"We have 26 beds for COVID patients. All are occupied right now, and there is no place for new patients,” he said, adding that the infectious diseases hospital in Islamabad has already reached capacity and stopped admitting new coronavirus patients on October 30.

Rabbi said the country was able to get the first wave under control by August because of effective public awareness campaigns. The looming second wave, however, isn’t being taken seriously enough by either the government or the public, he said, which is why the numbers are increasing daily.

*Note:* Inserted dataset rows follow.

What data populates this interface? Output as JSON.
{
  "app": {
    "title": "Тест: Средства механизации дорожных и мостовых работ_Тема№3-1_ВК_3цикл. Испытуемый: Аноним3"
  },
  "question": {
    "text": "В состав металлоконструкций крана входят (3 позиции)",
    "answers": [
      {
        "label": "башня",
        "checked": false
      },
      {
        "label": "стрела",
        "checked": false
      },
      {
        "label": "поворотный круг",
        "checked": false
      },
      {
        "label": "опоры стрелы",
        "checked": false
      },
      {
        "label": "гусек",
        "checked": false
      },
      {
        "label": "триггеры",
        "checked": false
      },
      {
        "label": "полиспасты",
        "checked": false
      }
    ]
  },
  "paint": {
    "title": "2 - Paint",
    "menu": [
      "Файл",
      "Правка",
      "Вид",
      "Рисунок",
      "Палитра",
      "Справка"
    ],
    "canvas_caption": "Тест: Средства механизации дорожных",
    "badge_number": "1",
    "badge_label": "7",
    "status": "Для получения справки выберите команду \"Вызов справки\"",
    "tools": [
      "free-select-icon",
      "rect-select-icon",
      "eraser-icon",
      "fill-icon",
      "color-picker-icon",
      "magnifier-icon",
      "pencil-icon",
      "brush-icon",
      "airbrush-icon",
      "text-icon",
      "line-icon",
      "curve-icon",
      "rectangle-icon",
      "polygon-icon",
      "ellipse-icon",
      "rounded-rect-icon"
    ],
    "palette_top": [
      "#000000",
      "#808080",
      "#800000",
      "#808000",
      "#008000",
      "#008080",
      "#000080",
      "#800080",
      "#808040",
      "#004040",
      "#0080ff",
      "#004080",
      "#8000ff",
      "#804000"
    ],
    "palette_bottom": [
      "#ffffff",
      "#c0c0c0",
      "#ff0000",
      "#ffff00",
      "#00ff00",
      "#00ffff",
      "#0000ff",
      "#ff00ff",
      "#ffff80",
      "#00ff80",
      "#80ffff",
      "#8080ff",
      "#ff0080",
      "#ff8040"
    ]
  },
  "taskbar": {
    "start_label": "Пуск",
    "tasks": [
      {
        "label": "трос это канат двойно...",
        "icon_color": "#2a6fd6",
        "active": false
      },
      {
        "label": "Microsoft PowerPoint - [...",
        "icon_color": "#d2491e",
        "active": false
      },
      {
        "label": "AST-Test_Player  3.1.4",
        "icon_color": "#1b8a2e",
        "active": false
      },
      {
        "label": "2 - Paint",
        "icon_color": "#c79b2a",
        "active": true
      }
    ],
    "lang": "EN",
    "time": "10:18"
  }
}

Pakistan’s first coronavirus case appeared on February 26, and the country’s first death attributed to the virus happened on March 18. Subsequently, the authorities announced a countrywide lockdown that ground businesses and society to a halt.

Khan, who initially resisted the strict measures -- arguing they would disproportionately affect the poor and working classes -- conceded to a lockdown in late March. In April it was downgraded to a “smart lockdown,” which entailed shutting specific neighborhoods and markets instead of entire cities or regions.

In March, Pakistani authorities quickly launched an awareness campaign via radio, television, and print media and held meetings with clerics and prayer leaders at mosques to ensure they encouraged health precautions. But as the number of cases dropped over the summer, the coronavirus stopped making headlines and people began to treat it lightly.

According to officially reported numbers, the month of June saw the highest number with 141,000 cases and 2,850 deaths. June 13 marked the peak, with 6,825 cases reported. The curve began to flatten in late June, which gradually brought the number of daily positive cases down to a low of 181 on September 8.

Officials were also lax, which only bolstered public opinion that the virus was no longer a threat. Government ministers and other leaders attended meetings and public rallies without masks or physical distancing. Opposition parties held three mammoth rallies in major cities last month where few followed precautions. On October 17, Khan addressed an indoor gathering of party youth in Islamabad where no one wore a mask or kept their distance.

As part of the new smart lockdown, Khan’s administration declared face masks compulsory in schools, universities, and other public places. However, in a November 2 statement Education Minister Shafqat Memood said there were no plans to close schools.

False Security

Despite appeals by the government for people to wear masks and follow other guidelines like social distancing, few people in rural areas in particular appear to be doing so.

In the Swabi district in northwestern Pakistan, Mashaal correspondent Zaland Yousufzai reported that people diligently wore face masks from early March through June, but the summer’s low numbers gave a false sense of security. Now they call it a simple flu despite numerous warnings by the authorities and health experts.

Radio Mashaal correspondent Imran Younus reports that for Islamabad residents it’s business as usual in the capital. He said the wearing of masks is rare and people don’t follow the measures even in closed areas such as busy shopping malls.

Health Ministry spokesman Sajjad Hussain told Radio Mashaal that the government successfully implemented coronavirus SOPs during the first wave and is adopting the same strategy this time again. "We fear the second wave as the number of COVID cases are on the rise. Our teams are closely watching the situation in the NCOC,” he said.

According to official figures, the number of active coronavirus cases in the country was 15,317 as of November 5 while the number of deaths stand at 6,893. There were 1,302 new cases reported on November 4 and 26 deaths.

Radio Mashaal journalist Ahmadullah contributed to this story.